-- TASK TO CARRY OUT --
All of the data is to be set down again without alteration.
:: DATA SHOWN ::
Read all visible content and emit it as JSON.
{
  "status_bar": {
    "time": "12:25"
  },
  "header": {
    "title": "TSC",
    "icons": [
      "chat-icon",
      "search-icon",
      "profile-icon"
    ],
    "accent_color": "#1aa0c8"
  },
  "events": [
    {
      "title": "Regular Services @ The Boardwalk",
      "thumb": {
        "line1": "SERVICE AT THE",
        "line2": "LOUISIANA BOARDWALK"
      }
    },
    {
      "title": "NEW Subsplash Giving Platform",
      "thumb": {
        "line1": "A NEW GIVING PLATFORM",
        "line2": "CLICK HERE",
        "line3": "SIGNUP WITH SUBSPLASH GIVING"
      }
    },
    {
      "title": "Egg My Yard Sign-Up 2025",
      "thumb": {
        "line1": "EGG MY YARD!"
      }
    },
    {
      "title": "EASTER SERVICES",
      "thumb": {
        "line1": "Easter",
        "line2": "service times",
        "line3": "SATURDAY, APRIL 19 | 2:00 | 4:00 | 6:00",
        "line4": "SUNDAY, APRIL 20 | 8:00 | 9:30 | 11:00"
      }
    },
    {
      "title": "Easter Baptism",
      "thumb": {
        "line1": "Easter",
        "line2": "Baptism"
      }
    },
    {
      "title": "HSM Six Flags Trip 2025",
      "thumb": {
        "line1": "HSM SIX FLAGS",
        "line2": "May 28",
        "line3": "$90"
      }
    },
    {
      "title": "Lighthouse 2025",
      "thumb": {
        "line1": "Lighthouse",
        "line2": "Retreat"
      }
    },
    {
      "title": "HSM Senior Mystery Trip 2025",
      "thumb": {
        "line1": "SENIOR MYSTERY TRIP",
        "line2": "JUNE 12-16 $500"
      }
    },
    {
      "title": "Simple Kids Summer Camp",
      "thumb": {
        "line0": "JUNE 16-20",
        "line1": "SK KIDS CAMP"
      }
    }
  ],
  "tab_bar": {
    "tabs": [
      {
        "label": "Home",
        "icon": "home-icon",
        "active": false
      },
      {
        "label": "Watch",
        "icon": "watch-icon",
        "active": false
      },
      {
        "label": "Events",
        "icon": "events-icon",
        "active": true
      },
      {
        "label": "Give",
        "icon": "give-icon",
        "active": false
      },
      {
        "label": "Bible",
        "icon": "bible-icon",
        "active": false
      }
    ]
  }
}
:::
-- COMPLETED EXERCISE --
Read all visible content and emit it as JSON.
{
  "status_bar": {
    "time": "12:25"
  },
  "header": {
    "title": "TSC",
    "icons": [
      "chat-icon",
      "search-icon",
      "profile-icon"
    ],
    "accent_color": "#1aa0c8"
  },
  "events": [
    {
      "title": "Regular Services @ The Boardwalk",
      "thumb": {
        "line1": "SERVICE AT THE",
        "line2": "LOUISIANA BOARDWALK"
      }
    },
    {
      "title": "NEW Subsplash Giving Platform",
      "thumb": {
        "line1": "A NEW GIVING PLATFORM",
        "line2": "CLICK HERE",
        "line3": "SIGNUP WITH SUBSPLASH GIVING"
      }
    },
    {
      "title": "Egg My Yard Sign-Up 2025",
      "thumb": {
        "line1": "EGG MY YARD!"
      }
    },
    {
      "title": "EASTER SERVICES",
      "thumb": {
        "line1": "Easter",
        "line2": "service times",
        "line3": "SATURDAY, APRIL 19 | 2:00 | 4:00 | 6:00",
        "line4": "SUNDAY, APRIL 20 | 8:00 | 9:30 | 11:00"
      }
    },
    {
      "title": "Easter Baptism",
      "thumb": {
        "line1": "Easter",
        "line2": "Baptism"
      }
    },
    {
      "title": "HSM Six Flags Trip 2025",
      "thumb": {
        "line1": "HSM SIX FLAGS",
        "line2": "May 28",
        "line3": "$90"
      }
    },
    {
      "title": "Lighthouse 2025",
      "thumb": {
        "line1": "Lighthouse",
        "line2": "Retreat"
      }
    },
    {
      "title": "HSM Senior Mystery Trip 2025",
      "thumb": {
        "line1": "SENIOR MYSTERY TRIP",
        "line2": "JUNE 12-16 $500"
      }
    },
    {
      "title": "Simple Kids Summer Camp",
      "thumb": {
        "line0": "JUNE 16-20",
        "line1": "SK KIDS CAMP"
      }
    }
  ],
  "tab_bar": {
    "tabs": [
      {
        "label": "Home",
        "icon": "home-icon",
        "active": false
      },
      {
        "label": "Watch",
        "icon": "watch-icon",
        "active": false
      },
      {
        "label": "Events",
        "icon": "events-icon",
        "active": true
      },
      {
        "label": "Give",
        "icon": "give-icon",
        "active": false
      },
      {
        "label": "Bible",
        "icon": "bible-icon",
        "active": false
      }
    ]
  }
}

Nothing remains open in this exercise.